[What needs to be done]: Reproduce all of the entries character for character, while leaving out any pictures they contain.

[Dataset records]:
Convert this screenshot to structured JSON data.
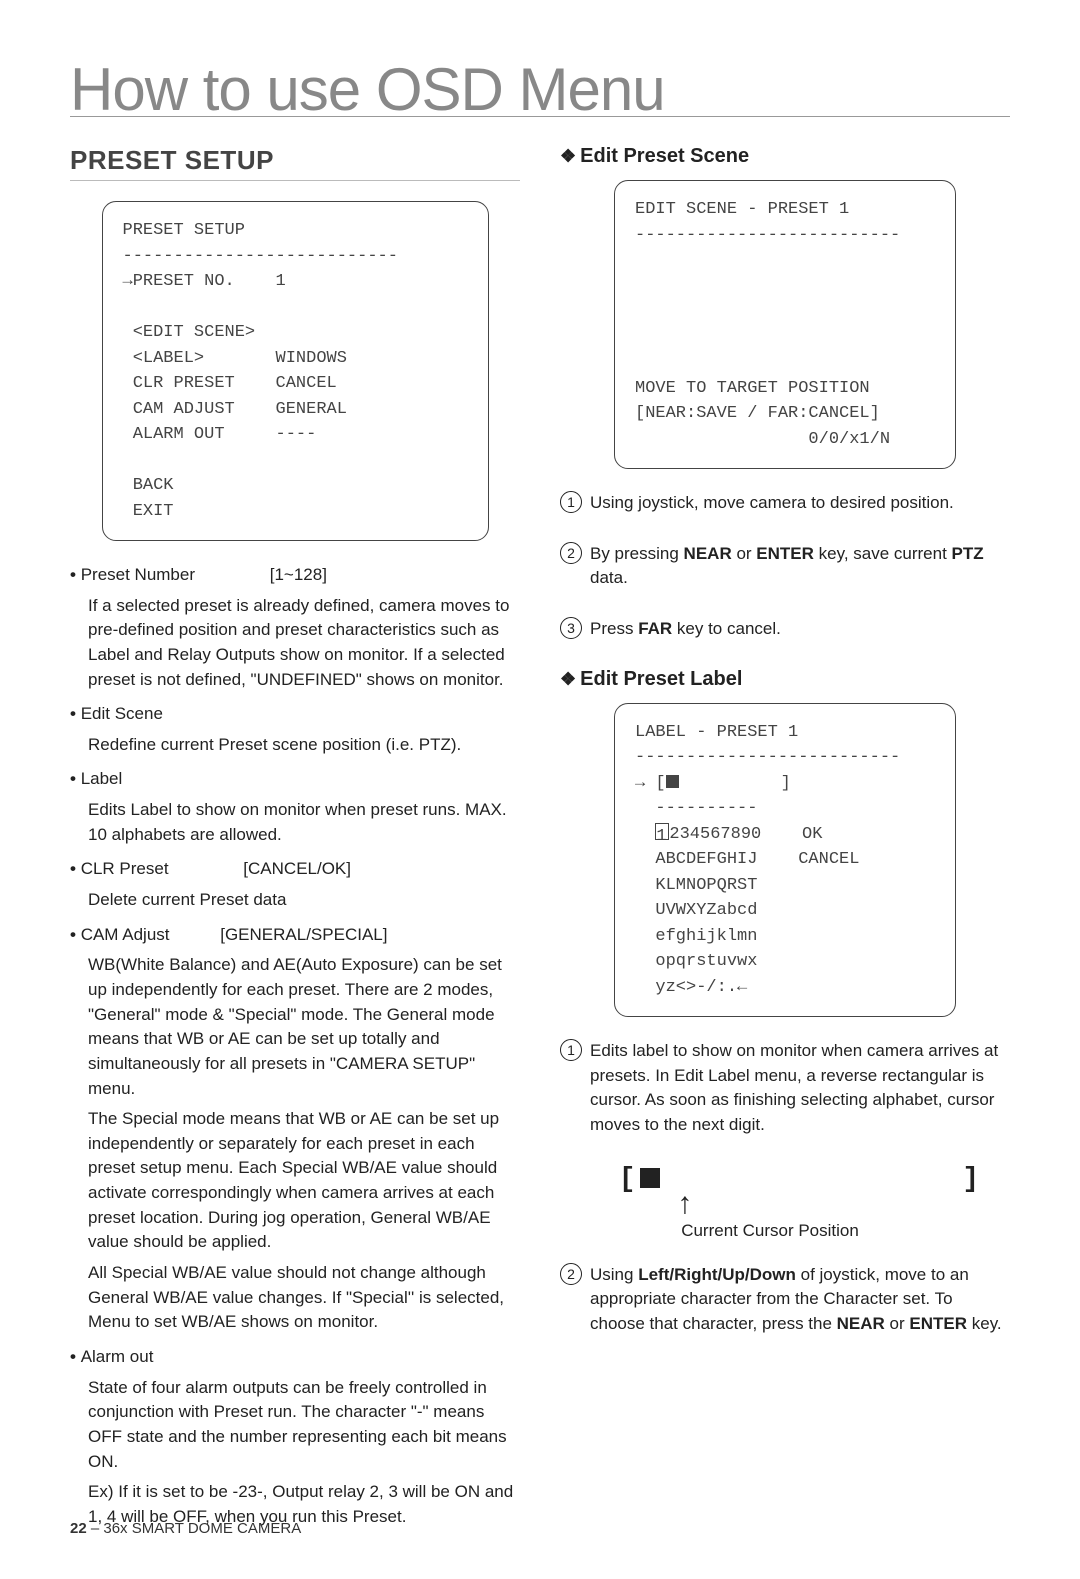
{
  "page_title": "How to use OSD Menu",
  "left": {
    "heading": "PRESET SETUP",
    "screen": "PRESET SETUP\n---------------------------\n→PRESET NO.    1\n\n <EDIT SCENE>\n <LABEL>       WINDOWS\n CLR PRESET    CANCEL\n CAM ADJUST    GENERAL\n ALARM OUT     ----\n\n BACK\n EXIT",
    "bullets": [
      {
        "label": "Preset Number",
        "value": "[1~128]",
        "descs": [
          "If a selected preset is already defined, camera moves to pre-defined position and preset characteristics such as Label and Relay Outputs show on monitor. If a selected preset is not defined, \"UNDEFINED\" shows on monitor."
        ]
      },
      {
        "label": "Edit Scene",
        "descs": [
          "Redefine current Preset scene position (i.e. PTZ)."
        ]
      },
      {
        "label": "Label",
        "descs": [
          "Edits Label to show on monitor when preset runs. MAX. 10 alphabets are allowed."
        ]
      },
      {
        "label": "CLR Preset",
        "value": "[CANCEL/OK]",
        "descs": [
          "Delete current Preset data"
        ]
      },
      {
        "label": "CAM Adjust",
        "value": "[GENERAL/SPECIAL]",
        "descs": [
          "WB(White Balance) and AE(Auto Exposure) can be set up independently for each preset. There are 2 modes, \"General\" mode & \"Special\" mode. The General mode means that WB or AE can be set up totally and simultaneously for all presets in \"CAMERA SETUP\" menu.",
          "The Special mode means that WB or AE can be set up independently or separately for each preset in each preset setup menu. Each Special WB/AE value should activate correspondingly when camera arrives at each preset location. During jog operation, General WB/AE value should be applied.",
          "All Special WB/AE value should not change although General WB/AE value changes. If \"Special'' is selected, Menu to set WB/AE shows on monitor."
        ]
      },
      {
        "label": "Alarm out",
        "descs": [
          "State of four alarm outputs can be freely controlled in conjunction with Preset run. The character \"-\" means OFF state and the number representing each bit means ON.",
          "Ex) If it is set to be -23-, Output relay 2, 3 will be ON and 1, 4 will be OFF, when you run this Preset."
        ]
      }
    ]
  },
  "right": {
    "edit_scene": {
      "heading": "Edit Preset Scene",
      "screen": "EDIT SCENE - PRESET 1\n--------------------------\n\n\n\n\n\nMOVE TO TARGET POSITION\n[NEAR:SAVE / FAR:CANCEL]\n                 0/0/x1/N",
      "steps": [
        {
          "text_before": "Using joystick, move camera to desired position."
        },
        {
          "text_before": "By pressing ",
          "strong1": "NEAR",
          "mid1": " or ",
          "strong2": "ENTER",
          "mid2": " key, save current ",
          "strong3": "PTZ",
          "after": " data."
        },
        {
          "text_before": "Press ",
          "strong1": "FAR",
          "after": " key to cancel."
        }
      ]
    },
    "edit_label": {
      "heading": "Edit Preset Label",
      "screen_pre": "LABEL - PRESET 1\n--------------------------\n→ [",
      "screen_post": "          ]\n  ----------\n  ",
      "screen_rest": "234567890    OK\n  ABCDEFGHIJ    CANCEL\n  KLMNOPQRST\n  UVWXYZabcd\n  efghijklmn\n  opqrstuvwx\n  yz<>-/:.←\n",
      "steps": [
        {
          "text_before": "Edits label to show on monitor when camera arrives at presets. In Edit Label menu, a reverse rectangular is cursor. As soon as finishing selecting alphabet, cursor moves to the next digit."
        },
        {
          "text_before": "Using ",
          "strong1": "Left/Right/Up/Down",
          "mid1": " of joystick, move to an appropriate character from the Character set. To choose that character, press the ",
          "strong2": "NEAR",
          "mid2": " or ",
          "strong3": "ENTER",
          "after": " key."
        }
      ],
      "cursor_caption": "Current Cursor Position"
    }
  },
  "footer": {
    "page": "22",
    "sep": " – ",
    "title": "36x SMART DOME CAMERA"
  }
}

[Exercise result]:
Convert this screenshot to structured JSON data.
{
  "page_title": "How to use OSD Menu",
  "left": {
    "heading": "PRESET SETUP",
    "screen": "PRESET SETUP\n---------------------------\n→PRESET NO.    1\n\n <EDIT SCENE>\n <LABEL>       WINDOWS\n CLR PRESET    CANCEL\n CAM ADJUST    GENERAL\n ALARM OUT     ----\n\n BACK\n EXIT",
    "bullets": [
      {
        "label": "Preset Number",
        "value": "[1~128]",
        "descs": [
          "If a selected preset is already defined, camera moves to pre-defined position and preset characteristics such as Label and Relay Outputs show on monitor. If a selected preset is not defined, \"UNDEFINED\" shows on monitor."
        ]
      },
      {
        "label": "Edit Scene",
        "descs": [
          "Redefine current Preset scene position (i.e. PTZ)."
        ]
      },
      {
        "label": "Label",
        "descs": [
          "Edits Label to show on monitor when preset runs. MAX. 10 alphabets are allowed."
        ]
      },
      {
        "label": "CLR Preset",
        "value": "[CANCEL/OK]",
        "descs": [
          "Delete current Preset data"
        ]
      },
      {
        "label": "CAM Adjust",
        "value": "[GENERAL/SPECIAL]",
        "descs": [
          "WB(White Balance) and AE(Auto Exposure) can be set up independently for each preset. There are 2 modes, \"General\" mode & \"Special\" mode. The General mode means that WB or AE can be set up totally and simultaneously for all presets in \"CAMERA SETUP\" menu.",
          "The Special mode means that WB or AE can be set up independently or separately for each preset in each preset setup menu. Each Special WB/AE value should activate correspondingly when camera arrives at each preset location. During jog operation, General WB/AE value should be applied.",
          "All Special WB/AE value should not change although General WB/AE value changes. If \"Special'' is selected, Menu to set WB/AE shows on monitor."
        ]
      },
      {
        "label": "Alarm out",
        "descs": [
          "State of four alarm outputs can be freely controlled in conjunction with Preset run. The character \"-\" means OFF state and the number representing each bit means ON.",
          "Ex) If it is set to be -23-, Output relay 2, 3 will be ON and 1, 4 will be OFF, when you run this Preset."
        ]
      }
    ]
  },
  "right": {
    "edit_scene": {
      "heading": "Edit Preset Scene",
      "screen": "EDIT SCENE - PRESET 1\n--------------------------\n\n\n\n\n\nMOVE TO TARGET POSITION\n[NEAR:SAVE / FAR:CANCEL]\n                 0/0/x1/N",
      "steps": [
        {
          "text_before": "Using joystick, move camera to desired position."
        },
        {
          "text_before": "By pressing ",
          "strong1": "NEAR",
          "mid1": " or ",
          "strong2": "ENTER",
          "mid2": " key, save current ",
          "strong3": "PTZ",
          "after": " data."
        },
        {
          "text_before": "Press ",
          "strong1": "FAR",
          "after": " key to cancel."
        }
      ]
    },
    "edit_label": {
      "heading": "Edit Preset Label",
      "screen_pre": "LABEL - PRESET 1\n--------------------------\n→ [",
      "screen_post": "          ]\n  ----------\n  ",
      "screen_rest": "234567890    OK\n  ABCDEFGHIJ    CANCEL\n  KLMNOPQRST\n  UVWXYZabcd\n  efghijklmn\n  opqrstuvwx\n  yz<>-/:.←\n",
      "steps": [
        {
          "text_before": "Edits label to show on monitor when camera arrives at presets. In Edit Label menu, a reverse rectangular is cursor. As soon as finishing selecting alphabet, cursor moves to the next digit."
        },
        {
          "text_before": "Using ",
          "strong1": "Left/Right/Up/Down",
          "mid1": " of joystick, move to an appropriate character from the Character set. To choose that character, press the ",
          "strong2": "NEAR",
          "mid2": " or ",
          "strong3": "ENTER",
          "after": " key."
        }
      ],
      "cursor_caption": "Current Cursor Position"
    }
  },
  "footer": {
    "page": "22",
    "sep": " – ",
    "title": "36x SMART DOME CAMERA"
  }
}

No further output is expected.